For her? “One pull-up” is a big effing deal.
When you commit to a goal with your whole heart — when you are so committed that you are willing to make a daily effort, sweat, grunt, tease the edges of your comfort zone, be a little scared, be emotionally vulnerable, take risks, stand up for what you want with no apologies, and really put yourself out there — that is HOT stuff.
I call it: making a scene.
And as my friend’s story demonstrates, what “making a scene” looks like for one person is not necessarily what “making a scene” looks like for someone else.
For you, “making a scene” could mean taking a one night a week to focus on your own personal projects instead of serving everybody else. That subtle scheduling shift could be a radical, world-shifting move for you. Especially if it’s not something you’ve ever, ever allowed yourself to do.
For someone else, “making a scene” could mean quitting a soul-sucking job that feels like an abusive relationship… getting back into the dating world after a five-year hiatus… or re-casting yourself as the heroine of your own story instead of the victim.
“Making a scene” could mean walking for ten minutes a day. Or running thirty miles a week.
It could mean popping the question. Or (finally) filing for a divorce.
It could mean launching a blog. Or marching on Capitol Hill.
Or simply saying those five words you’ve never uttered to a single living soul:
“Nope, I’m not doing that.”
We all have a “scene” that we need to make.
A goal, an action step, a choice that’s unnerving, uncomfortable, even downright terrifying — but that deserves our total commitment.
I’m asking you, today:
What kind of scene do you need to make?
Declare it right over here. (“For me, right now, ‘making a scene’ means ______.”)
There’s power in numbers and when we voice our commitments, out loud and proud, we all grow stronger.
Honey, this is your life.
Creating the body, career, relationships and life that you want is worth the courage… and worth the effort.

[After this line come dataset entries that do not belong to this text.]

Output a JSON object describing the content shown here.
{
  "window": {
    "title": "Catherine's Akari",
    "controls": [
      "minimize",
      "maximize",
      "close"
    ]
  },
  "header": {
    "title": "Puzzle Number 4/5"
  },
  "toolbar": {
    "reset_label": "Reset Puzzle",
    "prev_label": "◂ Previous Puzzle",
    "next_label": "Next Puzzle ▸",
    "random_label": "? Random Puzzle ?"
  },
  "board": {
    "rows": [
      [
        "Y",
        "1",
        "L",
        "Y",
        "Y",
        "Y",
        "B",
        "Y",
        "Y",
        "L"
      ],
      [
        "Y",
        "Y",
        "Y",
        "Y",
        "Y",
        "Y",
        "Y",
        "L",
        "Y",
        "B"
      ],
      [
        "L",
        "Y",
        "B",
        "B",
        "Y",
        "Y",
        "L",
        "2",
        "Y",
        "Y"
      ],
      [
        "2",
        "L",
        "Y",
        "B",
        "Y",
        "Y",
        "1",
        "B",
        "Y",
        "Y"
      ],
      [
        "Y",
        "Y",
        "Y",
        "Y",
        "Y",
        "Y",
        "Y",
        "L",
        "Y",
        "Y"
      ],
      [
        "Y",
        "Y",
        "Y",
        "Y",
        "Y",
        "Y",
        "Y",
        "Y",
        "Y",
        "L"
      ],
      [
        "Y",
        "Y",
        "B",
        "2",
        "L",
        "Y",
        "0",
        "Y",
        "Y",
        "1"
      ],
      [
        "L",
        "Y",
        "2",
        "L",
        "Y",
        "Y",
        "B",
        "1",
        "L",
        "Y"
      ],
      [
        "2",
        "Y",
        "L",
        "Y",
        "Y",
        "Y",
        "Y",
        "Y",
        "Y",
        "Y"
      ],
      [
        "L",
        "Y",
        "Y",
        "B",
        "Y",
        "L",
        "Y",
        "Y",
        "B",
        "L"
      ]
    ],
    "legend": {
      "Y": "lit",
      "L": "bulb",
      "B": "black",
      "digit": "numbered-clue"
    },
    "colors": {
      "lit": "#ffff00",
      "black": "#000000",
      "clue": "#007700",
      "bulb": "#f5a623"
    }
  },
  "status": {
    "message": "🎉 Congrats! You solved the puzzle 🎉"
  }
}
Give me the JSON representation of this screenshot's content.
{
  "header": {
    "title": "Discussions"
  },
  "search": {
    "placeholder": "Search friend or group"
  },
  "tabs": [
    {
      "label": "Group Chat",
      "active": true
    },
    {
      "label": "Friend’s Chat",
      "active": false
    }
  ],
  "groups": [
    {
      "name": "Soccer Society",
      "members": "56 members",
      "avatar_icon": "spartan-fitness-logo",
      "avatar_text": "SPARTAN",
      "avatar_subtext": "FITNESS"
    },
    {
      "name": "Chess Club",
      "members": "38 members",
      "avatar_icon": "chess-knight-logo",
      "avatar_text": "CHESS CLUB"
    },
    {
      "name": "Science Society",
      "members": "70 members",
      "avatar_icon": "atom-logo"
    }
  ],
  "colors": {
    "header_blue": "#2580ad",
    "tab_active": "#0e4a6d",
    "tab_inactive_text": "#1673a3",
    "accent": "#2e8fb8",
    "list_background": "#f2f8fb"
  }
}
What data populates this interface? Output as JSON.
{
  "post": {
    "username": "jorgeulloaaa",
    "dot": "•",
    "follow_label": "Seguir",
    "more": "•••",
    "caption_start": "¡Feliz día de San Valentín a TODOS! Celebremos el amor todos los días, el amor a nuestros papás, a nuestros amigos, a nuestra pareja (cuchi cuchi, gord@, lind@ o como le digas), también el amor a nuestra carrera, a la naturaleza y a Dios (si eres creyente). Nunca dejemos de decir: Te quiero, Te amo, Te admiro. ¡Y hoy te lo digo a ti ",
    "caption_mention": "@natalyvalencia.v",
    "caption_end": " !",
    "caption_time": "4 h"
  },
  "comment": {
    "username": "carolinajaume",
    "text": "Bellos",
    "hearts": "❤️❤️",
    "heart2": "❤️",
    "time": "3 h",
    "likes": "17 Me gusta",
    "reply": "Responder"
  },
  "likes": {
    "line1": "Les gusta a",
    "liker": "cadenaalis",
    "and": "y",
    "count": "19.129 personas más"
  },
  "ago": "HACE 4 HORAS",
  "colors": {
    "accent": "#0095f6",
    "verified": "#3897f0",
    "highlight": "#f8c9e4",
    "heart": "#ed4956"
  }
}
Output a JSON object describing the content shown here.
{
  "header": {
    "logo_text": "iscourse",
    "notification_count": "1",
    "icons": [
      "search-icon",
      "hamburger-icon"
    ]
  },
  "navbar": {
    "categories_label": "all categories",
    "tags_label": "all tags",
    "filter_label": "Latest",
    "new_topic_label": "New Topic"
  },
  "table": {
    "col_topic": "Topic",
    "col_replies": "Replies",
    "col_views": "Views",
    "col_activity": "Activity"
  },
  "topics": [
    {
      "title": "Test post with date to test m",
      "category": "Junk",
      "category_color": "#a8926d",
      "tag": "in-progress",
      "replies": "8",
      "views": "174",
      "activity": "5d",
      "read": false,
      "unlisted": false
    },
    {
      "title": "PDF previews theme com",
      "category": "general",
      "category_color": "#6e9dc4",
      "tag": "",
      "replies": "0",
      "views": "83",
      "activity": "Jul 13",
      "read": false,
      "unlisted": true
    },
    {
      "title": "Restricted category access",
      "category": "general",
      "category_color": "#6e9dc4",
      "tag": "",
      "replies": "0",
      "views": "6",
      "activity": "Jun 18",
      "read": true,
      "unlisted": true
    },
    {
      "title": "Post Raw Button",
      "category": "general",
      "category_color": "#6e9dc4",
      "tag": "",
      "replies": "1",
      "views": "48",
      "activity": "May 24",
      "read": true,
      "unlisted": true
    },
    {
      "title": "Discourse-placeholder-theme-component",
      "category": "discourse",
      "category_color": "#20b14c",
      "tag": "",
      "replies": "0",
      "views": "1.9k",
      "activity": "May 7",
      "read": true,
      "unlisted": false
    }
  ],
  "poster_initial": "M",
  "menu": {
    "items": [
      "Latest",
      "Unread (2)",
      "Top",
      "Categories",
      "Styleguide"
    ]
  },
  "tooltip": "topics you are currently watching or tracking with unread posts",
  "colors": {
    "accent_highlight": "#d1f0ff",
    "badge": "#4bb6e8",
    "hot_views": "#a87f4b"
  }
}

Your goals are not silly. Your dreams are not stupid. Your contributions are not meaningless. You’re here on this earth and you matter.
If there’s one thing I know for damn sure, it’s this:
You are worth making a scene over.
Heads up: my newest coaching program, Make A Scene, is open for enrollment as of… right now. 6 months. 10 women. One mission: Standing up. Speaking out. Taking brave, unapologetic action to create what we want.
My Make A Scene graduates are making scenes left and right and six ways to Sunday.
I could not be prouder of their progress and I can’t wait to run this program again!
Get the details here.
No hiding. No waiting. No hanging back, hoping someone else will be brave, speak up, or work hard… so that you don’t have to.
You lead the charge. You be the change. THIS is the year. See you in there!